“Even the strongest people need protection sometimes,” Papa tells her gravely, and Sarada nods, because that makes sense.

Then she frowns. “But Papa goes away lots. Alone. No Dino-chan.”

And they’re back to where they were before. Her parents look stuck for a moment, like they don’t know what to say, and then Mama brightens and says, “But he has Lord Garuda, and he can fly him away from trouble all the time. And Lord Aoda, too.”

Sarada remembers the giant eagle that sometimes sits outside of their apartment conferring with her father. He used to come in the apartment, but she once pulled out one of his feathers on accident, and he yelled really loud. It was a little scary, so maybe he might scare away the monsters. And she doesn’t know who Lord Aoda is, but if he’s big and scary too, maybe Papa will be safe.

“Okay,” she says at last, satisfied, and accepts Dino-chan. “Papa’s going away tomorrow?”

This time there is no question how upset her parents look, and how badly they hide it.

“Yes,” Papa says. “For a while.”

“How many days?”


“This many?” She holds up her hands and flashes ten fingers.

“I don’t know. I hope not.” Then he leans forward suddenly and hugs her tight. She can’t see his face, and his voice doesn’t sound right, and she starts to feel like crying again.
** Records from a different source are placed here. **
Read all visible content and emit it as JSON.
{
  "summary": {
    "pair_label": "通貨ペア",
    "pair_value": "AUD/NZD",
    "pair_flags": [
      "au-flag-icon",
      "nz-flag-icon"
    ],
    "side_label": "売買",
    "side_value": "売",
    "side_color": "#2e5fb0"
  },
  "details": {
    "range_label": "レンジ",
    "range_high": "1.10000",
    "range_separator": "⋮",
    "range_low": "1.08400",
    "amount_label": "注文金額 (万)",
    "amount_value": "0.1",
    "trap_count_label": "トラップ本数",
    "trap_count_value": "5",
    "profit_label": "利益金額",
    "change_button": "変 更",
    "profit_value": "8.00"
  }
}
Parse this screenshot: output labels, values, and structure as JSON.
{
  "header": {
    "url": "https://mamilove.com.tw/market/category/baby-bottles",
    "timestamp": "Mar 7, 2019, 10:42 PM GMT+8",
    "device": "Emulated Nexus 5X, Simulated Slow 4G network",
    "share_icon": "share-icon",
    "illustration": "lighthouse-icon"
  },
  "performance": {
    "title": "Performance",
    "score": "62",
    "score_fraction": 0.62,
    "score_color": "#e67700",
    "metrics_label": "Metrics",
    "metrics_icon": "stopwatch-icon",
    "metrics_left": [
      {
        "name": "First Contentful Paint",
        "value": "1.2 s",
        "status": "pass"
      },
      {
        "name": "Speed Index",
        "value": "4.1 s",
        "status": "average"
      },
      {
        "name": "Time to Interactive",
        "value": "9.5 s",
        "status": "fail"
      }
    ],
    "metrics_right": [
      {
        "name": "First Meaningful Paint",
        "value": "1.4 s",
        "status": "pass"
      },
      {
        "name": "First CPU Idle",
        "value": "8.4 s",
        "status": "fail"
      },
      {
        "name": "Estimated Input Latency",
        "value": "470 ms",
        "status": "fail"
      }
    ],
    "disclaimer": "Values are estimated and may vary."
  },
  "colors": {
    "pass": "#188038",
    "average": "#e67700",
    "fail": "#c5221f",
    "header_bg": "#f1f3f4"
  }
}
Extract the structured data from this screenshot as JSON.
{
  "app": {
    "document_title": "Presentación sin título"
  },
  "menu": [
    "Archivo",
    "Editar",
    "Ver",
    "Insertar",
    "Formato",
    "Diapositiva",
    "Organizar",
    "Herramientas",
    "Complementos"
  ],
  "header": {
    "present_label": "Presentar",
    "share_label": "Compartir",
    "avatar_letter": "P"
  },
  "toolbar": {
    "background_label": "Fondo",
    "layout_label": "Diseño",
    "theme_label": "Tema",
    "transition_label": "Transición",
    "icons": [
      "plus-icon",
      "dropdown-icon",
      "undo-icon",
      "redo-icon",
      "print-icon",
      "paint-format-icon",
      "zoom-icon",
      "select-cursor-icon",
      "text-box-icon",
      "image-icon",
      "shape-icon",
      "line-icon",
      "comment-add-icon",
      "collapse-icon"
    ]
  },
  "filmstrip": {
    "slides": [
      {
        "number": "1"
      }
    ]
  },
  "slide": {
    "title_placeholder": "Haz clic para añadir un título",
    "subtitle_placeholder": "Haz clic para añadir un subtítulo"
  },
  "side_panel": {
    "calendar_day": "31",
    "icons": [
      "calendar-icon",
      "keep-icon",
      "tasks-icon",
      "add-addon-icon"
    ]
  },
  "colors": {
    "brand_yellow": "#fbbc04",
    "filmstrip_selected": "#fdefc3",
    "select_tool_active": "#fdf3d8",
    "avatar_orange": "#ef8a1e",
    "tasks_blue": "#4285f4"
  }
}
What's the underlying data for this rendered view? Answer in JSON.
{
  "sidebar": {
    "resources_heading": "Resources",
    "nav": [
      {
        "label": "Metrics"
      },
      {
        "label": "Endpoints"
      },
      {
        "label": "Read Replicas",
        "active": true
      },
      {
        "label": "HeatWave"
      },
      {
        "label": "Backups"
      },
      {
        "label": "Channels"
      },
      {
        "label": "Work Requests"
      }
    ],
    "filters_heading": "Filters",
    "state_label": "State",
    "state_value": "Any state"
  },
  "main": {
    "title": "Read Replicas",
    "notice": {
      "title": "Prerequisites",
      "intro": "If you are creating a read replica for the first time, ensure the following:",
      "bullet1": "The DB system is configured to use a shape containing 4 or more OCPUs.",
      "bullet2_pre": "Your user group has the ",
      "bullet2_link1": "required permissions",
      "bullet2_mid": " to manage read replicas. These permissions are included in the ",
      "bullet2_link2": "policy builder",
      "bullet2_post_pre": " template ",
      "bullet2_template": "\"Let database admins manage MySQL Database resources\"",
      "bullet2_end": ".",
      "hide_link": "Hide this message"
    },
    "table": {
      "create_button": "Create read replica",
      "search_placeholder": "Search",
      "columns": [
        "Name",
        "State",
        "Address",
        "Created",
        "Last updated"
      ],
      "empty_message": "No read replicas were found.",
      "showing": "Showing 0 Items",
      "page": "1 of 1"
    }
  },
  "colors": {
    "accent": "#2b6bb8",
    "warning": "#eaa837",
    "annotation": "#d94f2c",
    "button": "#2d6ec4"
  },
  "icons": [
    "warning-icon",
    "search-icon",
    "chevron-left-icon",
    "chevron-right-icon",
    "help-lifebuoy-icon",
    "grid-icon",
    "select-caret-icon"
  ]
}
Then he says, “No matter where I am in the world, I love you and I am proud of you. You are the bravest person in the world.”

Sarada scoffs at that, because Papa’s being silly. She’s not brave at all. But she hugs him back with all her might, because something inside her says it’s important that she do that.

When they separate, he tells her quietly, “Now it’s time for you to go to sleep.”

Sarada doesn’t argue, because her eyes are getting tired, and she does have Dino-chan…but she’s still scared.

“Wanna sleep with Mama and Papa,” she tells them, and they exchange a glance.

“Of course, sweetheart,” Mama says gently. “I’ll just…go make some room.”

She kisses her head and hurries out, and Papa holds her blanket out of the way to help her to her feet. She pauses, considering, and then reaches up to him. “Carry me?”

He hasn’t carried her around since she was littler, but tonight he smiles and says, “Alright.”

“Dino-chan too,” she reminds him, and he agrees with ease.

“Dino-chan too.”